> _What the exercise asks_:
For the entries below, state how many lines contain the word "options" and add nothing else.

(Records contained in a dataset)
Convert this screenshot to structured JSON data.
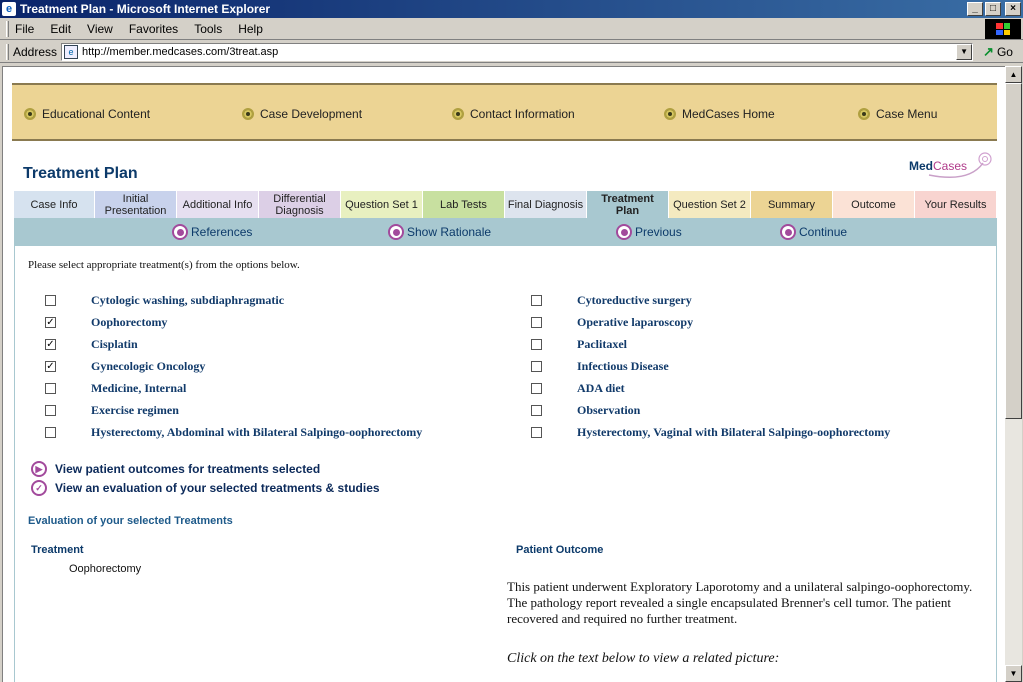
{
  "window": {
    "title": "Treatment Plan - Microsoft Internet Explorer",
    "buttons": [
      "_",
      "□",
      "×"
    ]
  },
  "menu": [
    "File",
    "Edit",
    "View",
    "Favorites",
    "Tools",
    "Help"
  ],
  "address": {
    "label": "Address",
    "url": "http://member.medcases.com/3treat.asp",
    "go": "Go"
  },
  "topnav": [
    "Educational Content",
    "Case Development",
    "Contact Information",
    "MedCases Home",
    "Case Menu"
  ],
  "page_title": "Treatment Plan",
  "logo": {
    "part1": "Med",
    "part2": "Cases"
  },
  "tabs": [
    {
      "label": "Case Info",
      "color": "#d6e2ef"
    },
    {
      "label": "Initial Presentation",
      "color": "#c8d2ec"
    },
    {
      "label": "Additional Info",
      "color": "#e6dff0"
    },
    {
      "label": "Differential Diagnosis",
      "color": "#dccfe6"
    },
    {
      "label": "Question Set 1",
      "color": "#e8f0c0"
    },
    {
      "label": "Lab Tests",
      "color": "#c8e0a0"
    },
    {
      "label": "Final Diagnosis",
      "color": "#dde4ee"
    },
    {
      "label": "Treatment Plan",
      "color": "#a8c8d0"
    },
    {
      "label": "Question Set 2",
      "color": "#f4eac0"
    },
    {
      "label": "Summary",
      "color": "#ecd494"
    },
    {
      "label": "Outcome",
      "color": "#fbe2d6"
    },
    {
      "label": "Your Results",
      "color": "#f8d4d0"
    }
  ],
  "subnav": [
    "References",
    "Show Rationale",
    "Previous",
    "Continue"
  ],
  "instruction": "Please select appropriate treatment(s) from the options below.",
  "treatments_left": [
    {
      "label": "Cytologic washing, subdiaphragmatic",
      "checked": false
    },
    {
      "label": "Oophorectomy",
      "checked": true
    },
    {
      "label": "Cisplatin",
      "checked": true
    },
    {
      "label": "Gynecologic Oncology",
      "checked": true
    },
    {
      "label": "Medicine, Internal",
      "checked": false
    },
    {
      "label": "Exercise regimen",
      "checked": false
    },
    {
      "label": "Hysterectomy, Abdominal with Bilateral Salpingo-oophorectomy",
      "checked": false
    }
  ],
  "treatments_right": [
    {
      "label": "Cytoreductive surgery",
      "checked": false
    },
    {
      "label": "Operative laparoscopy",
      "checked": false
    },
    {
      "label": "Paclitaxel",
      "checked": false
    },
    {
      "label": "Infectious Disease",
      "checked": false
    },
    {
      "label": "ADA diet",
      "checked": false
    },
    {
      "label": "Observation",
      "checked": false
    },
    {
      "label": "Hysterectomy, Vaginal with Bilateral Salpingo-oophorectomy",
      "checked": false
    }
  ],
  "actions": {
    "view_outcomes": "View patient outcomes for treatments selected",
    "view_evaluation": "View an evaluation of your selected treatments & studies"
  },
  "evaluation": {
    "title": "Evaluation of your selected Treatments",
    "col_treatment": "Treatment",
    "col_outcome": "Patient Outcome",
    "treatment": "Oophorectomy",
    "outcome": "This patient underwent Exploratory Laporotomy and a unilateral salpingo-oophorectomy. The pathology report revealed a single encapsulated Brenner's cell tumor. The patient recovered and required no further treatment.",
    "click_note": "Click on the text below to view a related picture:"
  }
}
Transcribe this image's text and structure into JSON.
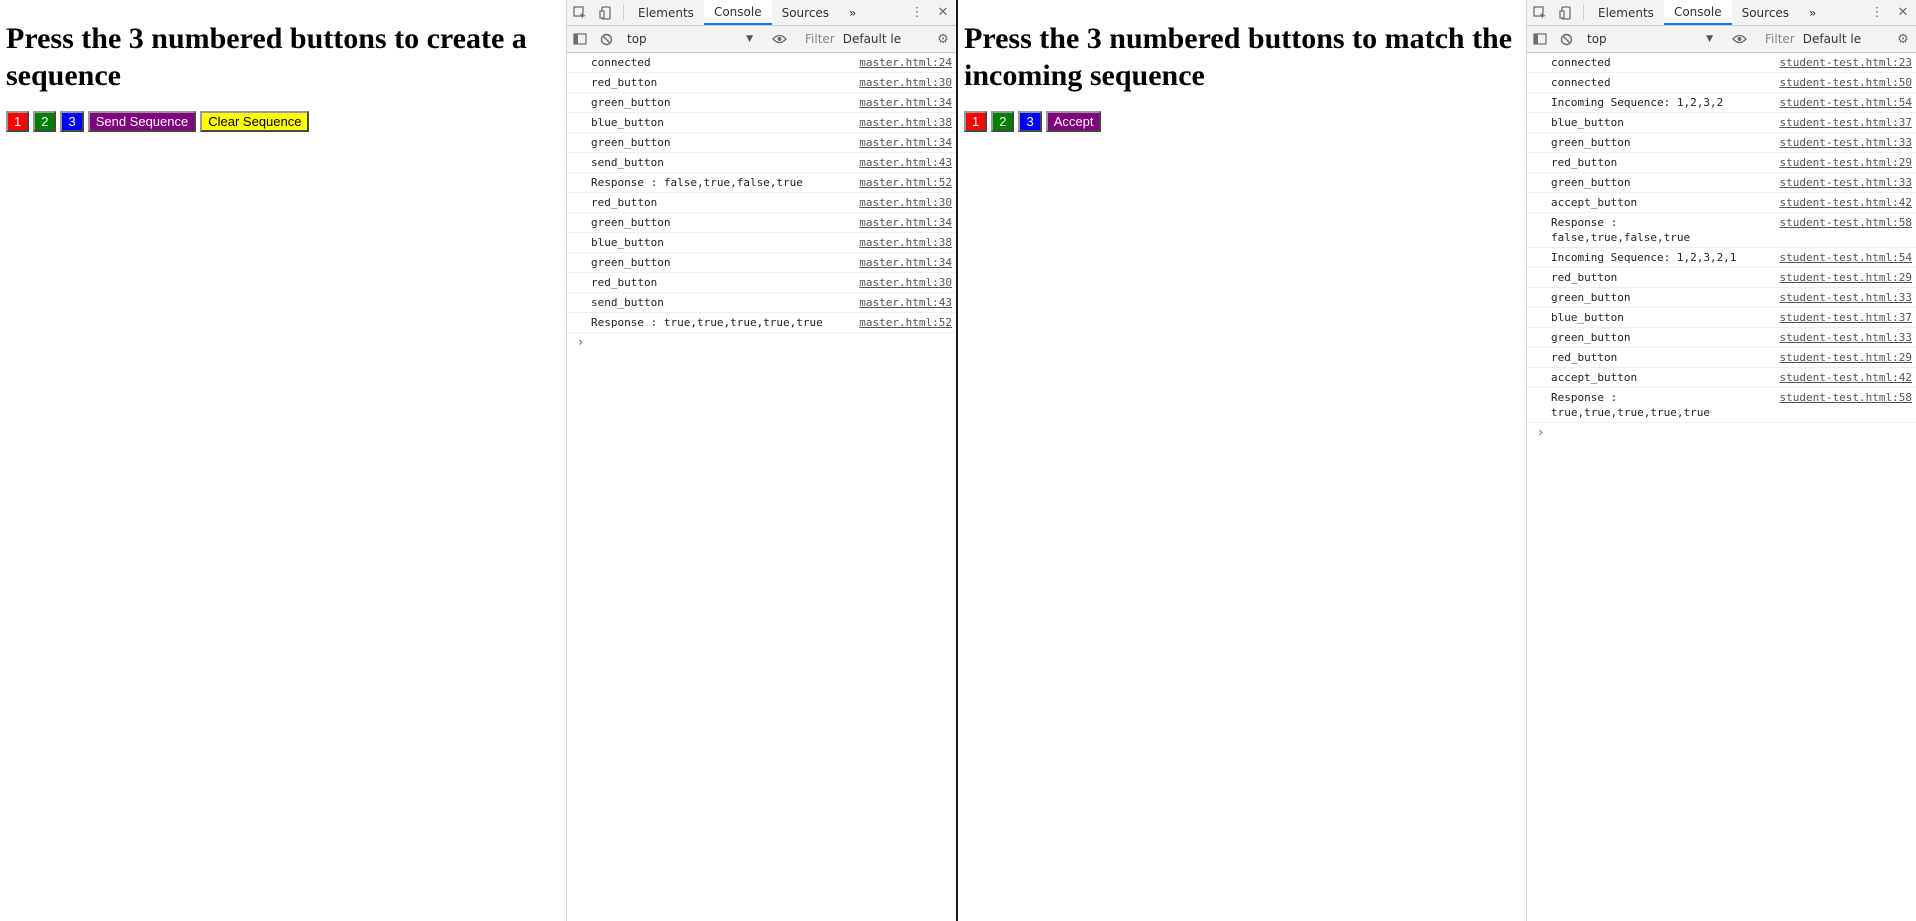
{
  "left_page": {
    "heading": "Press the 3 numbered buttons to create a sequence",
    "buttons": [
      {
        "label": "1",
        "color": "#ff0000"
      },
      {
        "label": "2",
        "color": "#008000"
      },
      {
        "label": "3",
        "color": "#0000ff"
      },
      {
        "label": "Send Sequence",
        "color": "#800080"
      },
      {
        "label": "Clear Sequence",
        "color": "#ffff00"
      }
    ]
  },
  "right_page": {
    "heading": "Press the 3 numbered buttons to match the incoming sequence",
    "buttons": [
      {
        "label": "1",
        "color": "#ff0000"
      },
      {
        "label": "2",
        "color": "#008000"
      },
      {
        "label": "3",
        "color": "#0000ff"
      },
      {
        "label": "Accept",
        "color": "#800080"
      }
    ]
  },
  "devtools": {
    "tabs": [
      "Elements",
      "Console",
      "Sources"
    ],
    "active_tab": "Console",
    "more_tabs": "»",
    "context": "top",
    "filter_placeholder": "Filter",
    "levels": "Default le",
    "prompt": "›"
  },
  "left_console": [
    {
      "msg": "connected",
      "src": "master.html:24"
    },
    {
      "msg": "red_button",
      "src": "master.html:30"
    },
    {
      "msg": "green_button",
      "src": "master.html:34"
    },
    {
      "msg": "blue_button",
      "src": "master.html:38"
    },
    {
      "msg": "green_button",
      "src": "master.html:34"
    },
    {
      "msg": "send_button",
      "src": "master.html:43"
    },
    {
      "msg": "Response : false,true,false,true",
      "src": "master.html:52"
    },
    {
      "msg": "red_button",
      "src": "master.html:30"
    },
    {
      "msg": "green_button",
      "src": "master.html:34"
    },
    {
      "msg": "blue_button",
      "src": "master.html:38"
    },
    {
      "msg": "green_button",
      "src": "master.html:34"
    },
    {
      "msg": "red_button",
      "src": "master.html:30"
    },
    {
      "msg": "send_button",
      "src": "master.html:43"
    },
    {
      "msg": "Response : true,true,true,true,true",
      "src": "master.html:52"
    }
  ],
  "right_console": [
    {
      "msg": "connected",
      "src": "student-test.html:23"
    },
    {
      "msg": "connected",
      "src": "student-test.html:50"
    },
    {
      "msg": "Incoming Sequence: 1,2,3,2",
      "src": "student-test.html:54"
    },
    {
      "msg": "blue_button",
      "src": "student-test.html:37"
    },
    {
      "msg": "green_button",
      "src": "student-test.html:33"
    },
    {
      "msg": "red_button",
      "src": "student-test.html:29"
    },
    {
      "msg": "green_button",
      "src": "student-test.html:33"
    },
    {
      "msg": "accept_button",
      "src": "student-test.html:42"
    },
    {
      "msg": "Response :\nfalse,true,false,true",
      "src": "student-test.html:58"
    },
    {
      "msg": "Incoming Sequence: 1,2,3,2,1",
      "src": "student-test.html:54"
    },
    {
      "msg": "red_button",
      "src": "student-test.html:29"
    },
    {
      "msg": "green_button",
      "src": "student-test.html:33"
    },
    {
      "msg": "blue_button",
      "src": "student-test.html:37"
    },
    {
      "msg": "green_button",
      "src": "student-test.html:33"
    },
    {
      "msg": "red_button",
      "src": "student-test.html:29"
    },
    {
      "msg": "accept_button",
      "src": "student-test.html:42"
    },
    {
      "msg": "Response :\ntrue,true,true,true,true",
      "src": "student-test.html:58"
    }
  ]
}
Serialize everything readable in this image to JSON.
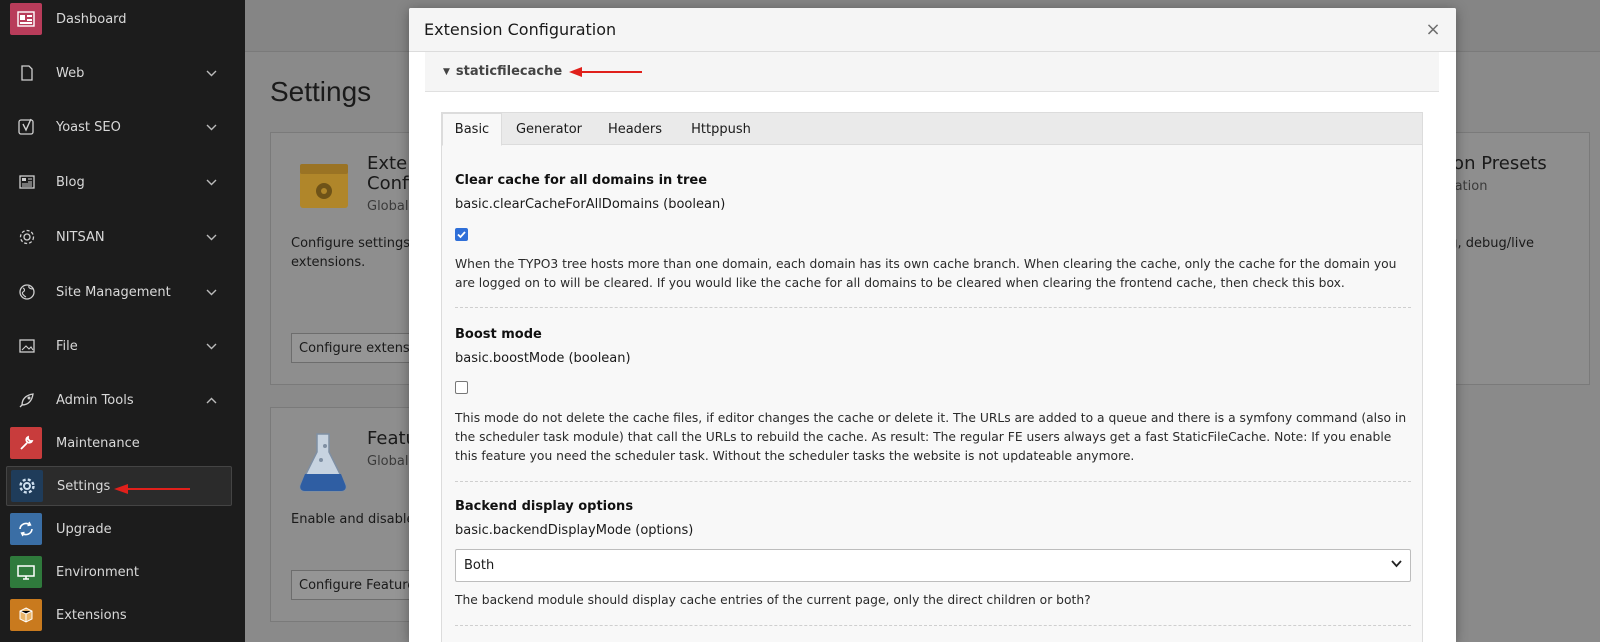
{
  "sidebar": {
    "items": [
      {
        "label": "Dashboard",
        "icon": "dashboard-icon"
      },
      {
        "label": "Web",
        "icon": "page-icon"
      },
      {
        "label": "Yoast SEO",
        "icon": "yoast-icon"
      },
      {
        "label": "Blog",
        "icon": "blog-icon"
      },
      {
        "label": "NITSAN",
        "icon": "gear-icon"
      },
      {
        "label": "Site Management",
        "icon": "globe-icon"
      },
      {
        "label": "File",
        "icon": "image-icon"
      },
      {
        "label": "Admin Tools",
        "icon": "rocket-icon"
      }
    ],
    "sub_items": [
      {
        "label": "Maintenance",
        "icon": "wrench-icon",
        "color": "#c83c3c"
      },
      {
        "label": "Settings",
        "icon": "gear-icon",
        "color": "#1f3c5a"
      },
      {
        "label": "Upgrade",
        "icon": "refresh-icon",
        "color": "#3a6ea5"
      },
      {
        "label": "Environment",
        "icon": "monitor-icon",
        "color": "#2f7a3c"
      },
      {
        "label": "Extensions",
        "icon": "box-icon",
        "color": "#c97a1e"
      }
    ],
    "dashboard_color": "#b83c5a"
  },
  "background": {
    "page_title": "Settings",
    "card1": {
      "title": "Exte",
      "title2": "Confi",
      "subtitle": "Global",
      "text1": "Configure settings",
      "text2": "extensions.",
      "button": "Configure extensi"
    },
    "card2": {
      "title": "Featu",
      "subtitle": "Global",
      "text": "Enable and disable",
      "button": "Configure Feature"
    },
    "card3": {
      "title": "tion Presets",
      "subtitle": "uration",
      "text": "ng, debug/live"
    }
  },
  "modal": {
    "title": "Extension Configuration",
    "close": "×",
    "extension": "staticfilecache",
    "tabs": [
      "Basic",
      "Generator",
      "Headers",
      "Httppush"
    ],
    "settings": [
      {
        "title": "Clear cache for all domains in tree",
        "key": "basic.clearCacheForAllDomains (boolean)",
        "checked": true,
        "desc": "When the TYPO3 tree hosts more than one domain, each domain has its own cache branch. When clearing the cache, only the cache for the domain you are logged on to will be cleared. If you would like the cache for all domains to be cleared when clearing the frontend cache, then check this box."
      },
      {
        "title": "Boost mode",
        "key": "basic.boostMode (boolean)",
        "checked": false,
        "desc": "This mode do not delete the cache files, if editor changes the cache or delete it. The URLs are added to a queue and there is a symfony command (also in the scheduler task module) that call the URLs to rebuild the cache. As result: The regular FE users always get a fast StaticFileCache. Note: If you enable this feature you need the scheduler task. Without the scheduler tasks the website is not updateable anymore."
      },
      {
        "title": "Backend display options",
        "key": "basic.backendDisplayMode (options)",
        "selected": "Both",
        "desc": "The backend module should display cache entries of the current page, only the direct children or both?"
      }
    ]
  },
  "colors": {
    "accent": "#2f6fd8",
    "annotation": "#e0201b"
  }
}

> _Answer section_:
3